In a rare event, I actually like what I see here. They’ve clearly studied prior designs in high-security space, likely HSM and smartcard mitigations. The mesh enclosure strategy was adopted by older HSM’s. There were potential bypasses that led to even more features, esp membranes and radiation sensors. The best ever made, per Ross Anderson’s team of talented IC breakers, was IBM’s 4758 whose protections and potential attacks are described here:
Best route is just to clone that thing somehow. IBM themselves already depreciated it in favor of a new product. Might still try to patent sue you or pull some other crap but worst case should be Chinese clones becoming available after new design is published. :) Designers of ORWL should try to copy more of the IBM thing’s techniques to close gap between the two.

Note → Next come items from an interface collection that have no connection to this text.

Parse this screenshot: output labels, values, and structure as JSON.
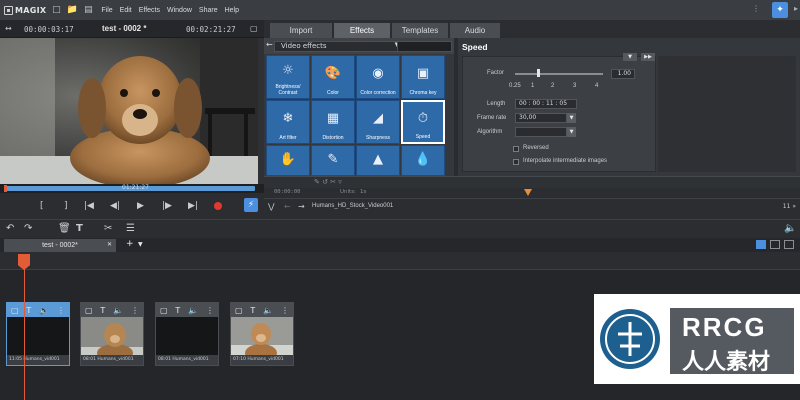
{
  "app": {
    "logo": "MAGIX",
    "menu": [
      "File",
      "Edit",
      "Effects",
      "Window",
      "Share",
      "Help"
    ]
  },
  "preview": {
    "timecode_left": "00:00:03:17",
    "title": "test - 0002 *",
    "timecode_right": "00:02:21:27",
    "progress_label": "01:21:27",
    "progress_fraction": 0.98
  },
  "tabs": [
    {
      "label": "Import",
      "active": false
    },
    {
      "label": "Effects",
      "active": true
    },
    {
      "label": "Templates",
      "active": false
    },
    {
      "label": "Audio",
      "active": false
    }
  ],
  "pool": {
    "dropdown": "Video effects",
    "tiles": [
      {
        "label": "Brightness/ Contrast",
        "icon": "sun-icon"
      },
      {
        "label": "Color",
        "icon": "palette-icon"
      },
      {
        "label": "Color correction",
        "icon": "color-correction-icon"
      },
      {
        "label": "Chroma key",
        "icon": "chroma-key-icon"
      },
      {
        "label": "Art filter",
        "icon": "art-filter-icon"
      },
      {
        "label": "Distortion",
        "icon": "distortion-icon"
      },
      {
        "label": "Sharpness",
        "icon": "sharpness-icon"
      },
      {
        "label": "Speed",
        "icon": "speed-icon",
        "selected": true
      },
      {
        "label": "",
        "icon": "hand-icon"
      },
      {
        "label": "",
        "icon": "brush-icon"
      },
      {
        "label": "",
        "icon": "landscape-icon"
      },
      {
        "label": "",
        "icon": "drop-icon"
      }
    ]
  },
  "speed": {
    "title": "Speed",
    "factor_label": "Factor",
    "factor_value": "1.00",
    "factor_position": 0.25,
    "scale": [
      "0.25",
      "1",
      "2",
      "3",
      "4"
    ],
    "length_label": "Length",
    "length_value": "00 : 00 : 11 : 05",
    "framerate_label": "Frame rate",
    "framerate_value": "30,00",
    "algorithm_label": "Algorithm",
    "algorithm_value": "",
    "reversed_label": "Reversed",
    "interpolate_label": "Interpolate intermediate images"
  },
  "strip": {
    "counter": "00:00:00",
    "units_label": "Units:",
    "units_value": "1s"
  },
  "path": {
    "label": "Humans_HD_Stock_Video001",
    "right": "11 »"
  },
  "timeline": {
    "tab": "test - 0002*"
  },
  "clips": [
    {
      "time": "11:05",
      "name": "Humans_vid001"
    },
    {
      "time": "08:01",
      "name": "Humans_vid001"
    },
    {
      "time": "08:01",
      "name": "Humans_vid001"
    },
    {
      "time": "07:10",
      "name": "Humans_vid001"
    }
  ],
  "watermark": {
    "text1": "RRCG",
    "text2": "人人素材"
  },
  "colors": {
    "accent": "#4c8fe0",
    "tile": "#2f6aa8",
    "playhead": "#e35c38"
  }
}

Far as design itself, I like that it’s relatively simple, leverages a secure IC, easy to disassemble, will allow low-level modifications like firmware, and can run standard software. The next step will be a model that replaces the Intel chip with OpenSPARC, OpenPOWER, or RISC-V multicore with added components for trusted boot or I/O protections. Some are available with some coming online. Next step is using crypto to protect confidentiality & integrity of anything leaving SOC boundary so RAM is untrusted. There will be a lot of money involved for initial development and prototyping of even the first, open chip. So, I understand if they’re taking it one step at a time. That’s cool as long as they keep the advertising honest about risks they’re keeping in for compatibility, etc.
I’m curious - how is disk encryption and the key for it handled? Is it kept on the microcontroller, and does the drive itself do encryption in hardware, or is it simply passed to the CPU?
If the latter is the case, you can’t be sure of the key not leaking, since on an Intel CPU and any non-trivial operating system, you’re going to have unaudited, poorly understood code running.
ORWL’s solid state drive, an Intel SSD 540s Series, natively supports full drive encryption. The drive’s cryptographic key is generated and stored inside the secure microcontroller. The secure microcontroller provides this key to the SSD only after verifying the integrity of the system. Upon any tampering, the secure microcontroller instantly erases the encryption key, causing all data on the SSD to be irrevocably lost.
So can the micro controller pass the key directly to the SSD, or does it need to pass by the CPU?
I’ve never trusted hardware encryption. How do I know it’s encrypted and not just lying to me? Some cheap drives in the past did exactly that. The encryption “key” was really just a password that it needed to turn on, but pulling the media it could be read in another device. How do I know there’s no recovery key?
But using both can’t hurt.
No ethernet? :( Especially with a rackmount option, I’d expect cat5.